OIL PRICES – A BRIEF FALSE RALLY
In recent weeks, oil prices have rallied, with Brent crude rising from $47.50/b to $53/b before turning downwards.
Some observers have seen this rally as an indicator of a secular upturn in prices. Others have interpreted it as an essentially seasonal move which can continue through the winter months.
Both are wrong. Whilst the rally is indeed seasonal, it is already over. Always excluding shocks (such as military threats to production), the recent strength in crude markets is over, and is unlikely to return until April 2016 at the earliest.
Though there are a lot of topics on my current agenda – such as rising strains in the financial system, the growing likelihood of global economic “regime-change”, and what I’m coming to call the “medieval-isation” of Britain – I think it’s desirable now to look at the outlook for energy, and for oil in particular.
Let’s deal here with the short-term picture, where we have witnessed a “bull-trap rally” in oil markets that has been predictable for many months (indeed, I predicted it quite some time ago). The explanation for the seemingly-surprising timing of this up-blip – and the timing of its ending – lies in the difference between crude oil and refined products.
Petroleum consumption is subject to seasonality, with peaks in the winter (when heating demand is at its highest) and in the summer (traditionally known as “the driving season”, though better thought-of as “the vacation season”, since it includes increased aviation demand as well). OPEC data shows the highs and lows of consumption for 2015 as the first quarter (a low of 91.9 million barrels per day) and the fourth (a high of 94.0 mmb/d).
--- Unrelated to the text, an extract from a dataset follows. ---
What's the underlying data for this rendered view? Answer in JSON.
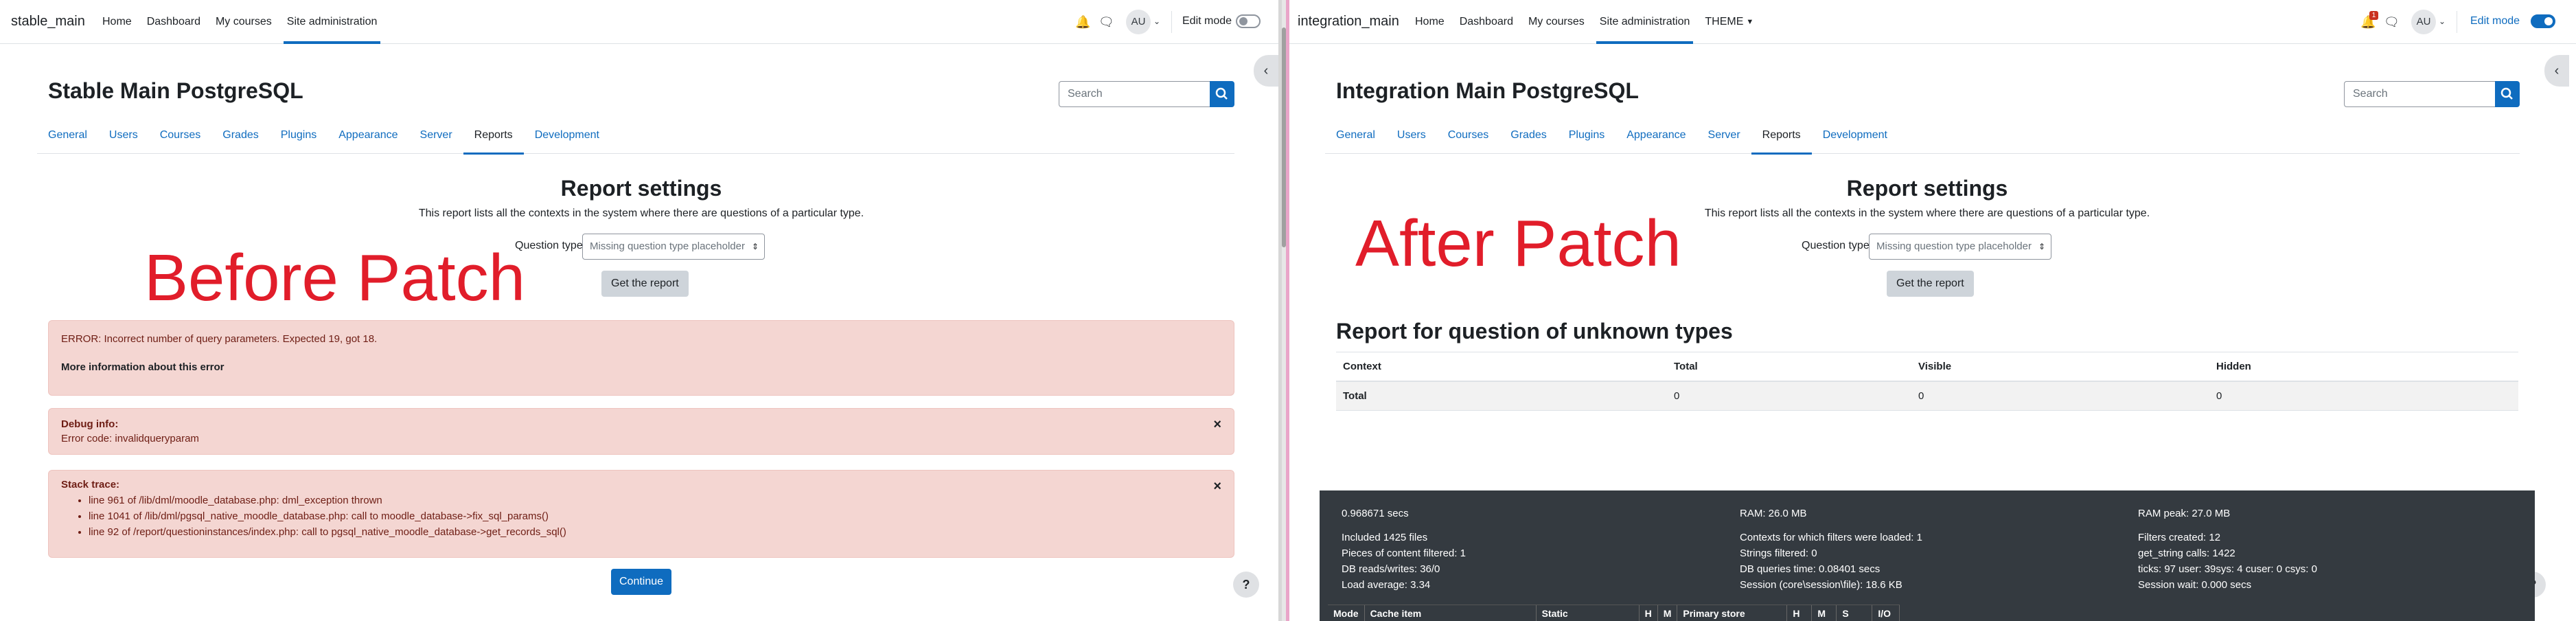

This variation becomes more pronounced when we estimate monthly rather than quarterly consumption, where the 2015 low is likely to have been March (about 89.6 mmb/d) and the high may have been either January or December (both about 95 mmb/d).
The crude purchasing pattern, however, is critically different, and it’s this purchasing cycle, and not end-user consumption, which is reflected in crude markets. When we adjust for the time it takes for crude oil to be transported, refined and shipped as product, it becomes apparent that the seasonal timing shifts materially. Any crude purchased after November isn’t going to reach end-users before the winter consumption peak is over – indeed, refiners tend to plan maintenance downtimes for the early months of the year. Likewise, the pre-summer peak in crude purchasing finishes in June, again because refined product isn’t going to reach the customer until summer demand is tailing off.
What this means for oil markets is set out in the first chart. This shows an estimated monthly call on OPEC crude, arrived at by deducting (a) non-OPEC production (and OPEC’s ex-quota liquids) from (b) estimated monthly crude purchasing (which of course excludes the processing gains which contribute to final product supply). The result is shown in red, whilst the faint blue line shows the number you would arrive at if you – mistakenly – made this calculation based on end-user demand, rather than purchasing. Superimposed on the chart is an indicative OPEC crude output level of 31 mmb/d, which is roughly where OPEC is.
As the chart reveals, purchaser demand for OPEC crude currently spends most of the year below this indicative OPEC number, meaning that markets are over-supplied – quite how long this is likely to remain the case will considered in a later article.
Such is the extent of structural over-supply that the pre-summer rise in crude purchasing does not move the chart into positive territory. Purchasing does move above the line in October, but not for very long, and not by very much.
This is why the recent rally has been so brief and, in relation to the intrinsic volatility of crude markets, so modest in extent. This analysis indicates not only that the recent rally is over, but also that markets face severe downwards pressure in the coming months.
Of course, crude purchasers – who are perfectly capable of carrying out analyses like this one for themselves – may arbitrage the coming dip, which could put a floor under prices. But there is unlikely to be any upwards pressure in crude markets until late spring at the earliest.
(This analysis does indicate a modest upturn in purchasing at year-end, but this may not happen – it didn’t last year – and isn’t going to take the line into positive territory anyway).
The oil-market timing tool shown on the second chart is something I’ve been calculating for many years, and the basic features have remained largely constant – severe downwards pressures at the beginning of the year, a modest pre-summer upturn, and an equally modest downturn in the summer, ahead of the big autumn upturn.
But the two summer events are pretty marginal affairs at the moment, meaning that the structural turns that do matter occur in autumn (upwards) and the winter months (downwards).
In the near-term, the general pattern remains one of significant over-supply. What we need to consider in a future article are (a) the longer-term picture, and (b) the implications for other commodities and the economy.